━━ RECORDS PROVIDED ━━

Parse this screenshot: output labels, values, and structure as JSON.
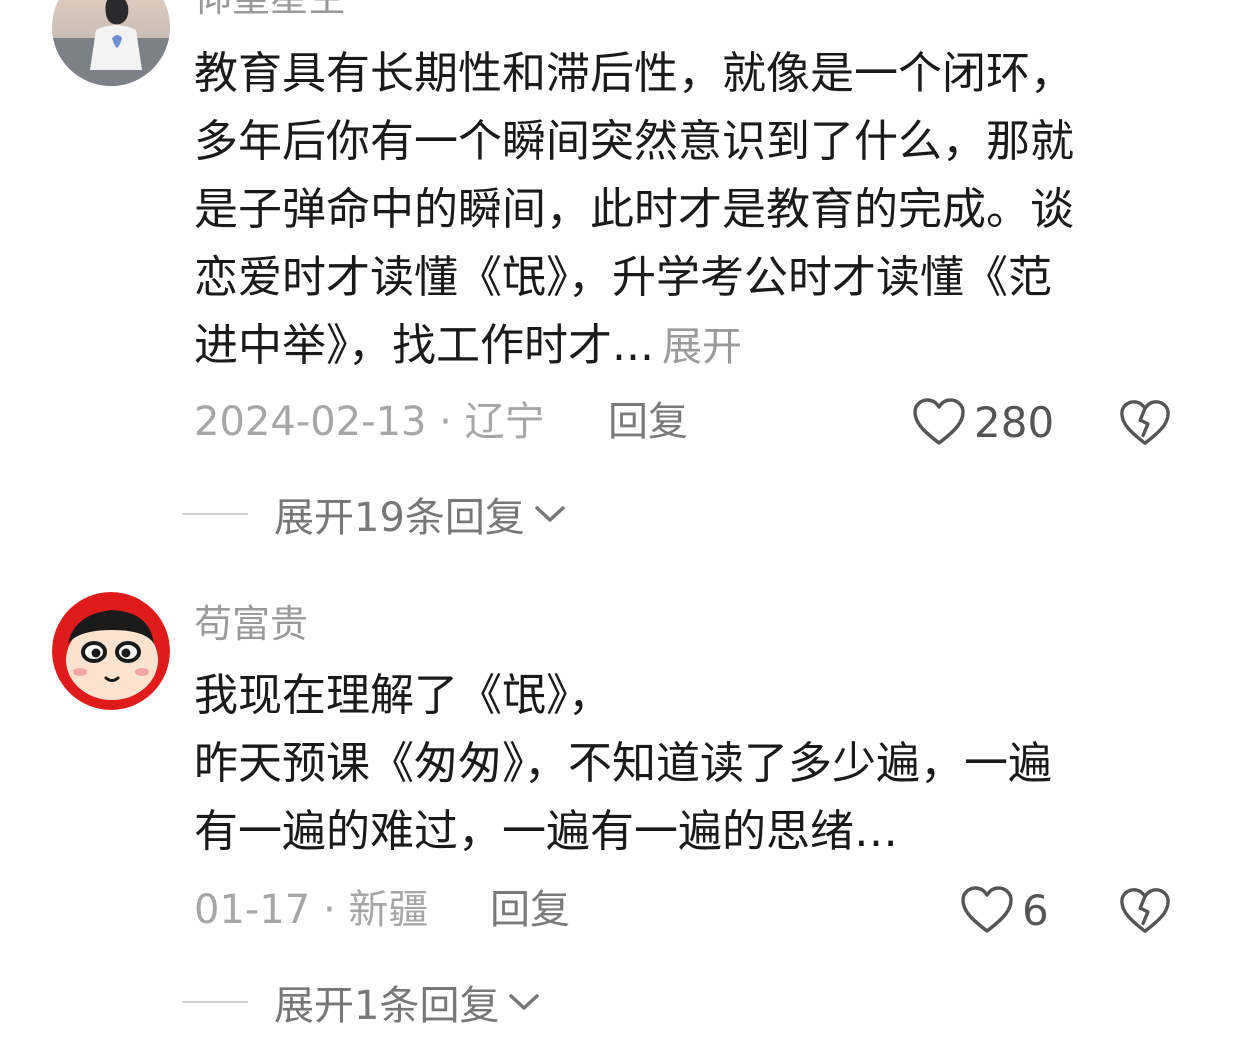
{
  "comments": [
    {
      "username": "仰望星空",
      "lines": [
        "教育具有长期性和滞后性，就像是一个闭环，",
        "多年后你有一个瞬间突然意识到了什么，那就",
        "是子弹命中的瞬间，此时才是教育的完成。谈",
        "恋爱时才读懂《氓》，升学考公时才读懂《范",
        "进中举》，找工作时才..."
      ],
      "expand_label": "展开",
      "date": "2024-02-13",
      "separator": " · ",
      "location": "辽宁",
      "reply_label": "回复",
      "likes": "280",
      "replies_label": "展开19条回复",
      "like_icon": "heart-outline-icon",
      "dislike_icon": "broken-heart-icon"
    },
    {
      "username": "苟富贵",
      "lines": [
        "我现在理解了《氓》，",
        "昨天预课《匆匆》，不知道读了多少遍，一遍",
        "有一遍的难过，一遍有一遍的思绪…"
      ],
      "date": "01-17",
      "separator": " · ",
      "location": "新疆",
      "reply_label": "回复",
      "likes": "6",
      "replies_label": "展开1条回复",
      "like_icon": "heart-outline-icon",
      "dislike_icon": "broken-heart-icon"
    }
  ],
  "colors": {
    "text_primary": "#1a1a1a",
    "text_secondary": "#9a9a9a",
    "background": "#ffffff"
  }
}
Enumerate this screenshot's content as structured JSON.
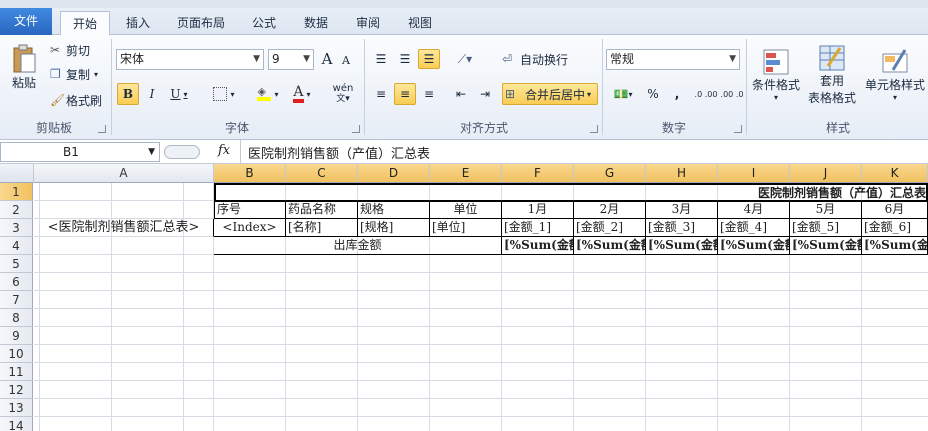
{
  "ribbon_tabs": [
    "文件",
    "开始",
    "插入",
    "页面布局",
    "公式",
    "数据",
    "审阅",
    "视图"
  ],
  "clipboard": {
    "paste": "粘贴",
    "cut": "剪切",
    "copy": "复制",
    "format_painter": "格式刷",
    "group": "剪贴板"
  },
  "font": {
    "name": "宋体",
    "size": "9",
    "group": "字体",
    "bold": "B",
    "italic": "I",
    "underline": "U",
    "phonetic": "wén",
    "grow": "A",
    "shrink": "A"
  },
  "alignment": {
    "wrap": "自动换行",
    "merge": "合并后居中",
    "group": "对齐方式"
  },
  "number": {
    "format": "常规",
    "percent": "%",
    "comma": ",",
    "inc": ".0 .00",
    "dec": ".00 .0",
    "group": "数字"
  },
  "styles": {
    "conditional": "条件格式",
    "table_line1": "套用",
    "table_line2": "表格格式",
    "cell_styles": "单元格样式",
    "group": "样式"
  },
  "formula_bar": {
    "name_box": "B1",
    "fx": "fx",
    "value": "医院制剂销售额（产值）汇总表"
  },
  "columns": [
    "A",
    "B",
    "C",
    "D",
    "E",
    "F",
    "G",
    "H",
    "I",
    "J",
    "K"
  ],
  "rows": [
    "1",
    "2",
    "3",
    "4",
    "5",
    "6",
    "7",
    "8",
    "9",
    "10",
    "11",
    "12",
    "13",
    "14"
  ],
  "cells": {
    "A3": "<医院制剂销售额汇总表>",
    "B1": "医院制剂销售额（产值）汇总表",
    "row2": [
      "序号",
      "药品名称",
      "规格",
      "单位",
      "1月",
      "2月",
      "3月",
      "4月",
      "5月",
      "6月"
    ],
    "row3": [
      "<Index>",
      "[名称]",
      "[规格]",
      "[单位]",
      "[金额_1]",
      "[金额_2]",
      "[金额_3]",
      "[金额_4]",
      "[金额_5]",
      "[金额_6]"
    ],
    "B4": "出库金额",
    "row4": [
      "[%Sum(金额",
      "[%Sum(金额",
      "[%Sum(金额",
      "[%Sum(金额",
      "[%Sum(金额",
      "[%Sum(金额"
    ]
  }
}
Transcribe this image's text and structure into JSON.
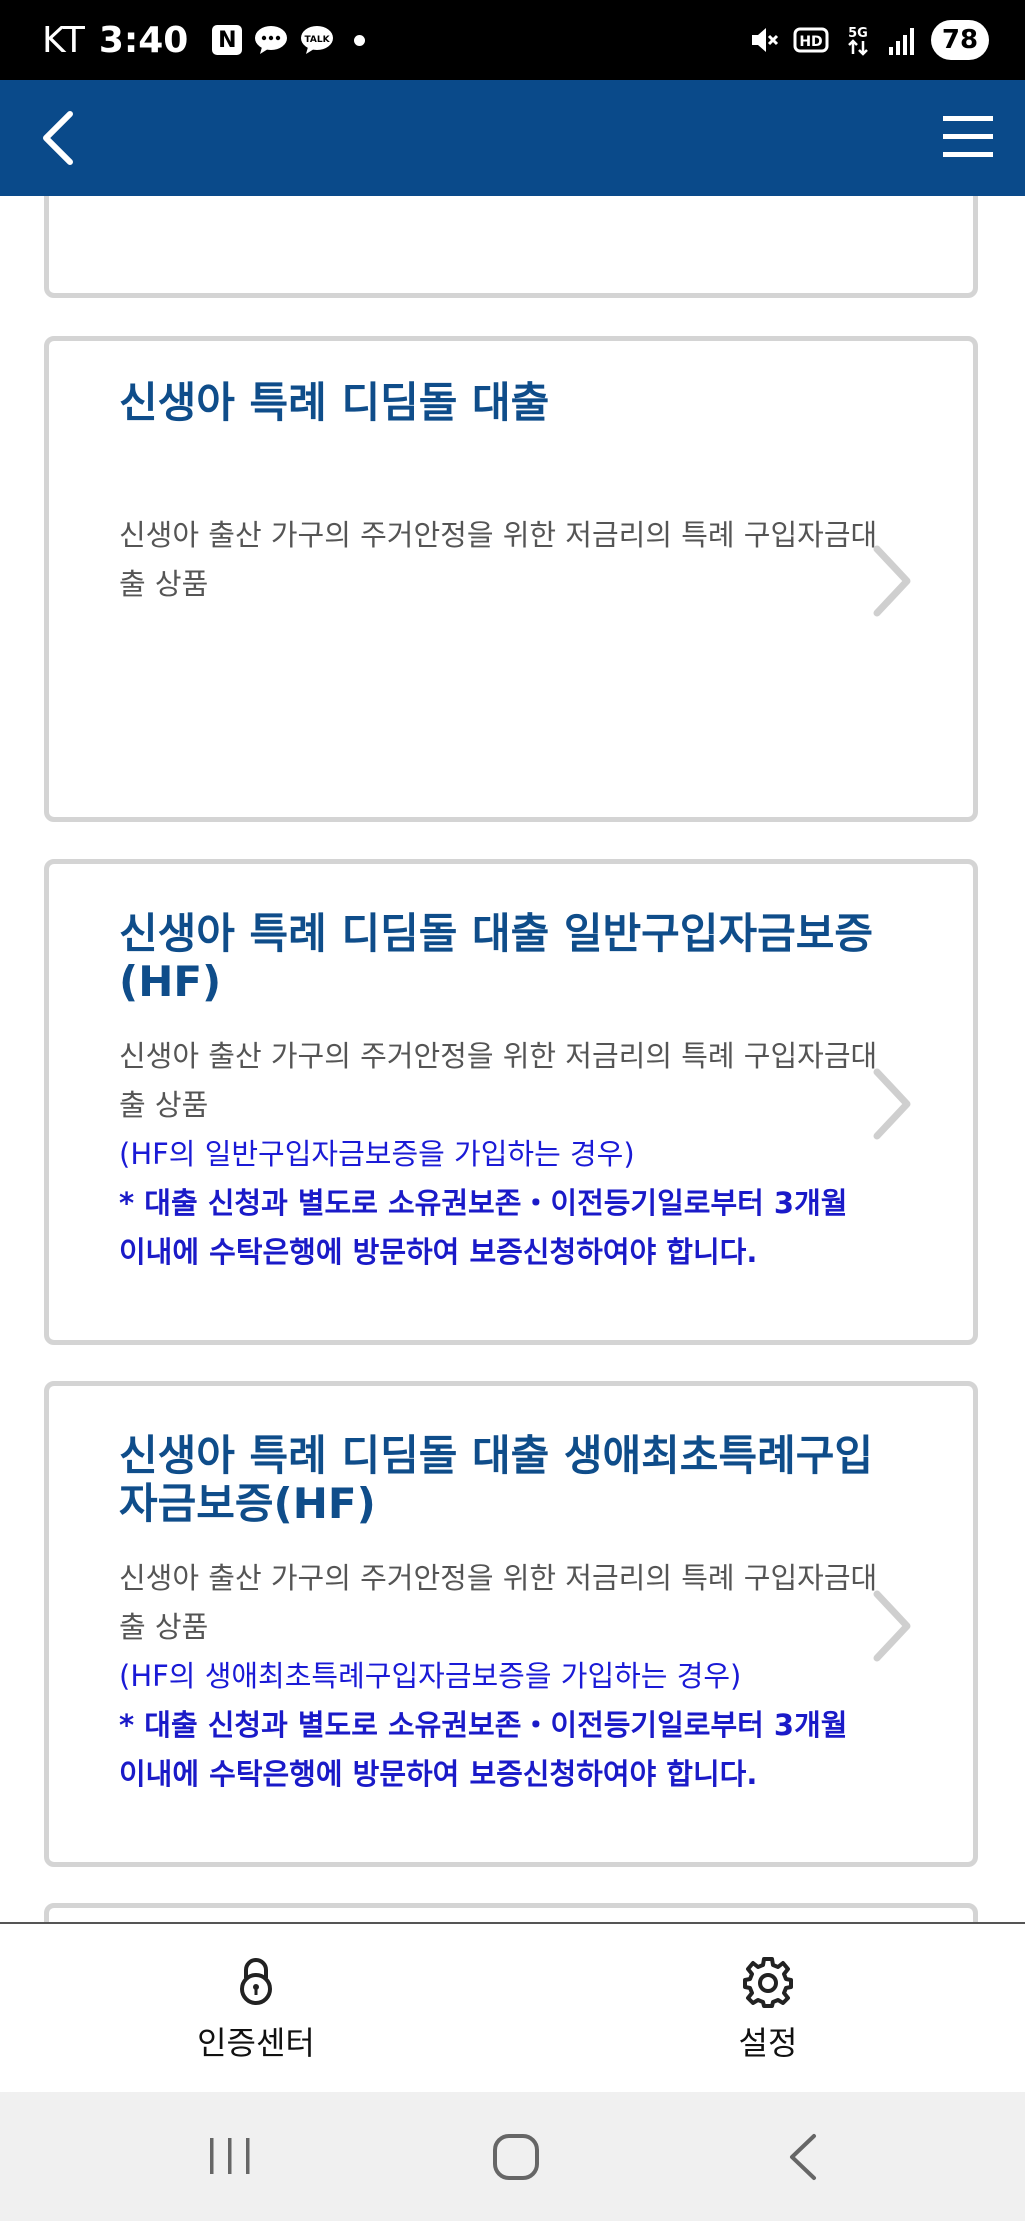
{
  "status_bar": {
    "carrier": "KT",
    "time": "3:40",
    "notif_n": "N",
    "battery": "78",
    "icons": [
      "n-icon",
      "chat-icon",
      "talk-icon",
      "dot-icon",
      "mute-icon",
      "hd-icon",
      "5g-icon",
      "signal-icon",
      "battery-icon"
    ]
  },
  "header": {
    "back_icon": "chevron-left-icon",
    "menu_icon": "hamburger-menu-icon",
    "color": "#0a4a8a"
  },
  "cards": [
    {
      "title": "신생아 특례 디딤돌 대출",
      "desc": "신생아 출산 가구의 주거안정을 위한 저금리의 특례 구입자금대출 상품"
    },
    {
      "title": "신생아 특례 디딤돌 대출 일반구입자금보증(HF)",
      "desc": "신생아 출산 가구의 주거안정을 위한 저금리의 특례 구입자금대출 상품",
      "note": "(HF의 일반구입자금보증을 가입하는 경우)",
      "warning": "* 대출 신청과 별도로 소유권보존・이전등기일로부터 3개월 이내에 수탁은행에 방문하여 보증신청하여야 합니다."
    },
    {
      "title": "신생아 특례 디딤돌 대출 생애최초특례구입자금보증(HF)",
      "desc": "신생아 출산 가구의 주거안정을 위한 저금리의 특례 구입자금대출 상품",
      "note": "(HF의 생애최초특례구입자금보증을 가입하는 경우)",
      "warning": "* 대출 신청과 별도로 소유권보존・이전등기일로부터 3개월 이내에 수탁은행에 방문하여 보증신청하여야 합니다."
    }
  ],
  "bottom_nav": {
    "auth_center": "인증센터",
    "settings": "설정"
  },
  "colors": {
    "title": "#0f4d8a",
    "note": "#1a1ad6",
    "card_border": "#d4d4d4"
  }
}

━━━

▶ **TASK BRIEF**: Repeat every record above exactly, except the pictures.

▶ **ANSWER FOR THIS EXERCISE**:
Parse this screenshot: output labels, values, and structure as JSON.
{
  "comments": [
    {
      "username": "仰望星空",
      "lines": [
        "教育具有长期性和滞后性，就像是一个闭环，",
        "多年后你有一个瞬间突然意识到了什么，那就",
        "是子弹命中的瞬间，此时才是教育的完成。谈",
        "恋爱时才读懂《氓》，升学考公时才读懂《范",
        "进中举》，找工作时才..."
      ],
      "expand_label": "展开",
      "date": "2024-02-13",
      "separator": " · ",
      "location": "辽宁",
      "reply_label": "回复",
      "likes": "280",
      "replies_label": "展开19条回复",
      "like_icon": "heart-outline-icon",
      "dislike_icon": "broken-heart-icon"
    },
    {
      "username": "苟富贵",
      "lines": [
        "我现在理解了《氓》，",
        "昨天预课《匆匆》，不知道读了多少遍，一遍",
        "有一遍的难过，一遍有一遍的思绪…"
      ],
      "date": "01-17",
      "separator": " · ",
      "location": "新疆",
      "reply_label": "回复",
      "likes": "6",
      "replies_label": "展开1条回复",
      "like_icon": "heart-outline-icon",
      "dislike_icon": "broken-heart-icon"
    }
  ],
  "colors": {
    "text_primary": "#1a1a1a",
    "text_secondary": "#9a9a9a",
    "background": "#ffffff"
  }
}
Enumerate this screenshot's content as structured JSON.
{
  "ribbon_tabs": [
    "文件",
    "开始",
    "插入",
    "页面布局",
    "公式",
    "数据",
    "审阅",
    "视图"
  ],
  "clipboard": {
    "paste": "粘贴",
    "cut": "剪切",
    "copy": "复制",
    "format_painter": "格式刷",
    "group": "剪贴板"
  },
  "font": {
    "name": "宋体",
    "size": "9",
    "group": "字体",
    "bold": "B",
    "italic": "I",
    "underline": "U",
    "phonetic": "wén",
    "grow": "A",
    "shrink": "A"
  },
  "alignment": {
    "wrap": "自动换行",
    "merge": "合并后居中",
    "group": "对齐方式"
  },
  "number": {
    "format": "常规",
    "percent": "%",
    "comma": ",",
    "inc": ".0 .00",
    "dec": ".00 .0",
    "group": "数字"
  },
  "styles": {
    "conditional": "条件格式",
    "table_line1": "套用",
    "table_line2": "表格格式",
    "cell_styles": "单元格样式",
    "group": "样式"
  },
  "formula_bar": {
    "name_box": "B1",
    "fx": "fx",
    "value": "医院制剂销售额（产值）汇总表"
  },
  "columns": [
    "A",
    "B",
    "C",
    "D",
    "E",
    "F",
    "G",
    "H",
    "I",
    "J",
    "K"
  ],
  "rows": [
    "1",
    "2",
    "3",
    "4",
    "5",
    "6",
    "7",
    "8",
    "9",
    "10",
    "11",
    "12",
    "13",
    "14"
  ],
  "cells": {
    "A3": "<医院制剂销售额汇总表>",
    "B1": "医院制剂销售额（产值）汇总表",
    "row2": [
      "序号",
      "药品名称",
      "规格",
      "单位",
      "1月",
      "2月",
      "3月",
      "4月",
      "5月",
      "6月"
    ],
    "row3": [
      "<Index>",
      "[名称]",
      "[规格]",
      "[单位]",
      "[金额_1]",
      "[金额_2]",
      "[金额_3]",
      "[金额_4]",
      "[金额_5]",
      "[金额_6]"
    ],
    "B4": "出库金额",
    "row4": [
      "[%Sum(金额",
      "[%Sum(金额",
      "[%Sum(金额",
      "[%Sum(金额",
      "[%Sum(金额",
      "[%Sum(金额"
    ]
  }
}
Transcribe this image's text and structure into JSON.
{
  "status_bar": {
    "carrier": "KT",
    "time": "3:40",
    "notif_n": "N",
    "battery": "78",
    "icons": [
      "n-icon",
      "chat-icon",
      "talk-icon",
      "dot-icon",
      "mute-icon",
      "hd-icon",
      "5g-icon",
      "signal-icon",
      "battery-icon"
    ]
  },
  "header": {
    "back_icon": "chevron-left-icon",
    "menu_icon": "hamburger-menu-icon",
    "color": "#0a4a8a"
  },
  "cards": [
    {
      "title": "신생아 특례 디딤돌 대출",
      "desc": "신생아 출산 가구의 주거안정을 위한 저금리의 특례 구입자금대출 상품"
    },
    {
      "title": "신생아 특례 디딤돌 대출 일반구입자금보증(HF)",
      "desc": "신생아 출산 가구의 주거안정을 위한 저금리의 특례 구입자금대출 상품",
      "note": "(HF의 일반구입자금보증을 가입하는 경우)",
      "warning": "* 대출 신청과 별도로 소유권보존・이전등기일로부터 3개월 이내에 수탁은행에 방문하여 보증신청하여야 합니다."
    },
    {
      "title": "신생아 특례 디딤돌 대출 생애최초특례구입자금보증(HF)",
      "desc": "신생아 출산 가구의 주거안정을 위한 저금리의 특례 구입자금대출 상품",
      "note": "(HF의 생애최초특례구입자금보증을 가입하는 경우)",
      "warning": "* 대출 신청과 별도로 소유권보존・이전등기일로부터 3개월 이내에 수탁은행에 방문하여 보증신청하여야 합니다."
    }
  ],
  "bottom_nav": {
    "auth_center": "인증센터",
    "settings": "설정"
  },
  "colors": {
    "title": "#0f4d8a",
    "note": "#1a1ad6",
    "card_border": "#d4d4d4"
  }
}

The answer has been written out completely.